This lake offers some good fishing for a variety of species and it has really improved as a fishery after some setbacks in the 2000s. (It’s a great place to fish on any occasion, but especially when the winds are too high for the larger lakes.) Anyways, the lake trout population really fluctuated a lot here back then. In the mid to late 2000s there were too many lakers here. The fish were thin and topped out around 26″. Now the fishery is balanced again and the lakers are showing some real improvements in their growth rates. Lake trout action was good to excellent for us in 2021 and we had some big fish. Rainbow and brown trout are bouncing back quickly here.
The smallmouth bass fishery here runs fair to good and there have been bass caught in this lake over 7lbs. A 20″ smallmouth bass weighing over 4lbs is not an uncommon catch on this lake! That being said, smallmouths aren’t necessarily easy to catch here. The right weather and wind conditions make a big difference. Fall fishing for smallies here can be great.
Nice Owasco Pike!
Josh and Wayne with a couple great fish
During the summer, many smallmouths move “offshore” to feed on pelagic bait., though we still catch them conventionally. We also catch bass while targeting lakers out in open water! I can gear vertical trips towards smallies, but having lakers as the main target usually works out better.
Yellow Perch are also found in this lake. The lake is completely loaded with yellow perch. There are probably more perch here per acre than any other Finger Lake, although finding large ones can be tough. Keepers are abundant though!
The pike fishing here has been very good over the past few years and it’s well worth keeping an eye on. We had some good to very good pike fishing here in 2020 with some bonus walleyes in the mix. In 2021 I landed a 40″er here when fishing with John Sander. It’s a top early and late season pike fishery. It’s certainly in the conversation when discussing best pike fisheries in Central NY.
Largemouth bass fishing is also getting better and better on this lake. There are some big ones around and they can turn up just about anywhere on the shoreline.
I have a very high rate of success on this lake – mainly in May/June and October/November. This lake has yielded trophy northern pike, monster brown trout and lake trout in the past. Other species found here include a few crappies, rock bass and some bonus large, old walleyes.
What I like about Owasco Lake is both its size and structure. This is the only Finger Lake that offers the potential for great smallmouth bass, lake trout and northern pike virtually year ’round all within a few miles of each other. The lake is only around 11 miles long! So it’s usually pretty easy to run around. This lake has classic Finger Lakes structure – flats on both ends and sharp drop-offs and nice points throughout it’s length. This lake can be fished comfortably in all but the strongest winds. We’ve seen a ton of bait on the lake this year and I expect to see trophy fish come out of this lake in the future.
Chris with an Owasco Beauty!

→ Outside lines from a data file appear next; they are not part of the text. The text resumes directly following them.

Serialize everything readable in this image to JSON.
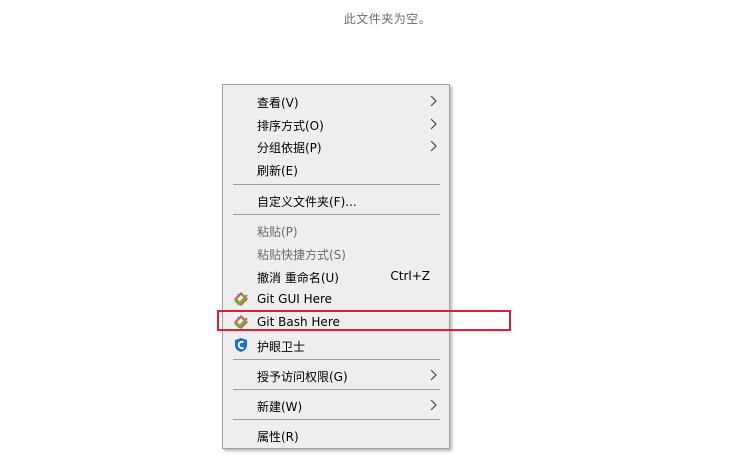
{
  "folder": {
    "empty_message": "此文件夹为空。"
  },
  "context_menu": {
    "view": "查看(V)",
    "sort_by": "排序方式(O)",
    "group_by": "分组依据(P)",
    "refresh": "刷新(E)",
    "customize_folder": "自定义文件夹(F)...",
    "paste": "粘贴(P)",
    "paste_shortcut": "粘贴快捷方式(S)",
    "undo_rename": "撤消 重命名(U)",
    "undo_shortcut": "Ctrl+Z",
    "git_gui": "Git GUI Here",
    "git_bash": "Git Bash Here",
    "eye_guard": "护眼卫士",
    "give_access": "授予访问权限(G)",
    "new": "新建(W)",
    "properties": "属性(R)"
  },
  "icons": {
    "submenu": "chevron-right-icon",
    "git": "git-icon",
    "eye_guard": "shield-icon"
  },
  "colors": {
    "highlight": "#d9232a",
    "git_diamond": "#e5533d",
    "git_check": "#6db33f",
    "shield": "#1f6fd1",
    "disabled_text": "#6d6d6d"
  }
}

Freshwater Drum are the most underrated gamefish in freshwater. They check all of the boxes any gamefish would.
Black Crappie are the most common crappie species in the Finger Lakes. A few white crappie can be found in Otisco Lake. They are most often targeted in the spring and through the ice.
Is it a pike or is it a pickerel? It's both! Hybrid pike/pickerel show up on occasion in Seneca, Cayuga and Keuka Lakes. They are a gorgeous fish.
Longnose Gar are one of my favorite fish to chase on a fly-rod. The have been around for millions of years!
Chain pickerel are common in Cayuga, Canandaigua, Honeoye, and Keuka Lakes. They are also found in Seneca, Canadice, Hemlock and Skaneateles Lake.
Tiger Muskies are the sterile hybrid of a pure-strain musky and a northern pike. Occasionally they are called "norlunge" as well.
I think fishermen take carp for granted. They are so abundant in the area (and throughout the country) that many people don't value them.
Channel Catfish are found in pockets throughout the region. To the best of my knowledge, none of the Fingerlakes have large populations of them.
Walleyes are common in Conesus and and uncommon in Owasco Lake. Other Finger Lakes having populations of them include Honeoye and Otisco Lakes.
The ubiquitous lowly rockbass. Is there any fish that anglers catch in freshwater that gets less respect? I shall think not.